After making his first career catch against North Carolina, freshman receiver Jeremy Deering made four for 66 yards and ran the "Wildcat" package four times for five yards against the Green Wave as his presence becomes more and more in the offense.
"Each week he's gaining experience, which is allowing him to become more comfortable," Schiano said. "He's starting to build some cumulative repetition with routes and concepts. I think as he becomes more comfortable, you're going to see his talents take over. He's a very talented guy."
Position/personnel changes Colin McEvoy was moved to fullback in response to the season-ending injury to Edmond Laryea, and he made his debut against Tulane and even made a nifty turning catch that netted 12 yards in the fourth quarter.
"McEvoy, I thought did a good job when was in there," Schiano said. "I think the more he does, the more comfortable he becomes."
"Bing and Ryan, we move those guys in and out quite a bit regularly," Schiano said. "In third down, Ryan will come in for David Rowe. Yesterday, we did play Ryan a little more even on first- and second-down situations. Just trying to play more people and I think there's healthy competition there."
Meanwhile, Fabian Ruiz said extended time as a blocking tight end.
"I think it was a combination of things," Schiano said. "No. 1, (Evan) Lampert's ankle is still not doing as well as we'd like, and it's been a little slower to heel than we thought. So, a combination of that and he's competing with Paul Carrezola, and we felt he did better at practice, so he got the nod as the second tight end in the two tight end sets.
"I think assignment-wise, he (was) pretty good. I hope as he gets more comfortable he can be more physical, but that's yet to be seen."
Senior Teddy Dellaganna had a miserable afternoon, averaging 32.2 yards on nine punts. Included in that was a 20-yard punt gave Tulane the ball on the Rutgers 33-yard line, and 21-yarder that stopped at the Rutgers 43-yard line.
The punts led to the Green Wave's two touchdowns while a 35-yarder, which gave Tulane the ball on its own 48, led to a field goal.
"We're going to study the tape with Teddy, I think," Schiano said. "He's his best own teacher and critic.
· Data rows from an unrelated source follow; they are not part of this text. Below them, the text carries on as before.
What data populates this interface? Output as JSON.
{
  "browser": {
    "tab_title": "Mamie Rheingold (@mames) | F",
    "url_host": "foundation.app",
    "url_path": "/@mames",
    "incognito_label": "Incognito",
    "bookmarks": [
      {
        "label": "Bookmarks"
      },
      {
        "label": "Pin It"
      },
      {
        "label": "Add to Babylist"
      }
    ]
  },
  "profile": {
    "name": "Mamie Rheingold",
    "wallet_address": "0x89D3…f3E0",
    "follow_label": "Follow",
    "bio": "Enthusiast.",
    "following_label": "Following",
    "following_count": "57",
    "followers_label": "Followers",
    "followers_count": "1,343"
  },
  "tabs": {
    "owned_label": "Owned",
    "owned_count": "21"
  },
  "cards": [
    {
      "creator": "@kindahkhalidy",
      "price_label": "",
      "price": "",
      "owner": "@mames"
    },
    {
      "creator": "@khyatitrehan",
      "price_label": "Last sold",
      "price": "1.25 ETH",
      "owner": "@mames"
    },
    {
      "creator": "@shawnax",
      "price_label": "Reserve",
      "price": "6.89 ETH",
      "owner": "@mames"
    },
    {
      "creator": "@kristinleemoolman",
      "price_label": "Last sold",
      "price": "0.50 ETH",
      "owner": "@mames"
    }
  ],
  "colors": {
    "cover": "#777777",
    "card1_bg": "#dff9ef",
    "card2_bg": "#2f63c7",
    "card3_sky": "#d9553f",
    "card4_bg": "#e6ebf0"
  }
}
I can help him and coach (Robb) Smith can help him, but really, he tells us stuff; ‘I was feeling this,' or ‘I felt this,' and then we'll just try to coach him during the week to get that corrected.
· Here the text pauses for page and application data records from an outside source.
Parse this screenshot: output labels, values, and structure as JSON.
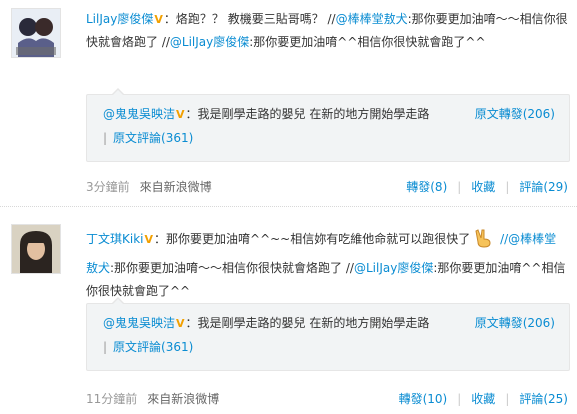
{
  "posts": [
    {
      "author": "LilJay廖俊傑",
      "v_badge": "V",
      "text_parts": [
        "：烙跑？？ 教機要三貼哥嗎？ //",
        "@棒棒堂敖犬",
        ":那你要更加油唷～～相信你很快就會烙跑了 //",
        "@LilJay廖俊傑",
        ":那你要更加油唷^^相信你很快就會跑了^^"
      ],
      "repost": {
        "author": "@鬼鬼吳映洁",
        "v_badge": "V",
        "text": "：我是剛學走路的嬰兒 在新的地方開始學走路",
        "original_repost": "原文轉發(206)",
        "original_comment": "原文評論(361)"
      },
      "time": "3分鐘前",
      "source": "來自新浪微博",
      "repost_label": "轉發(8)",
      "fav_label": "收藏",
      "comment_label": "評論(29)"
    },
    {
      "author": "丁文琪Kiki",
      "v_badge": "V",
      "text_parts": [
        "：那你要更加油唷^^~~相信妳有吃維他命就可以跑很快了",
        " //@",
        "棒棒堂敖犬",
        ":那你要更加油唷～～相信你很快就會烙跑了 //",
        "@LilJay廖俊傑",
        ":那你要更加油唷^^相信你很快就會跑了^^"
      ],
      "repost": {
        "author": "@鬼鬼吳映洁",
        "v_badge": "V",
        "text": "：我是剛學走路的嬰兒 在新的地方開始學走路",
        "original_repost": "原文轉發(206)",
        "original_comment": "原文評論(361)"
      },
      "time": "11分鐘前",
      "source": "來自新浪微博",
      "repost_label": "轉發(10)",
      "fav_label": "收藏",
      "comment_label": "評論(25)"
    }
  ],
  "icons": {
    "avatar_1": "avatar-liljay",
    "avatar_2": "avatar-kiki",
    "emoji": "peace-hand-emoji"
  }
}
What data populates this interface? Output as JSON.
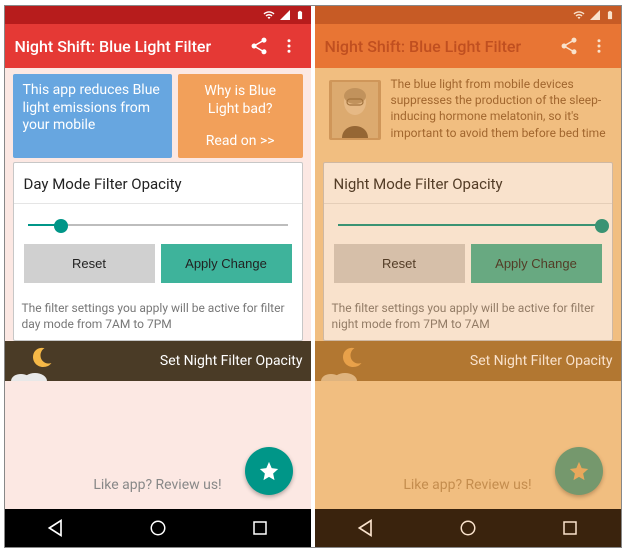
{
  "left": {
    "app_title": "Night Shift: Blue Light Filter",
    "info_blue": "This app reduces Blue light emissions from your mobile",
    "info_orange_q": "Why is Blue Light bad?",
    "info_orange_link": "Read on >>",
    "card_title": "Day Mode Filter Opacity",
    "reset": "Reset",
    "apply": "Apply Change",
    "help": "The filter settings you apply will be active for filter day mode from 7AM to 7PM",
    "night_bar": "Set Night Filter Opacity",
    "review": "Like app? Review us!"
  },
  "right": {
    "app_title": "Night Shift: Blue Light Filter",
    "info_text": "The blue light from mobile devices suppresses the production of the sleep-inducing hormone melatonin, so it's important to avoid them before bed time",
    "card_title": "Night Mode Filter Opacity",
    "reset": "Reset",
    "apply": "Apply Change",
    "help": "The filter settings you apply will be active for filter night mode from 7PM to 7AM",
    "night_bar": "Set Night Filter Opacity",
    "review": "Like app? Review us!"
  }
}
"You're right, his performance …he's had better performances, but so have we all."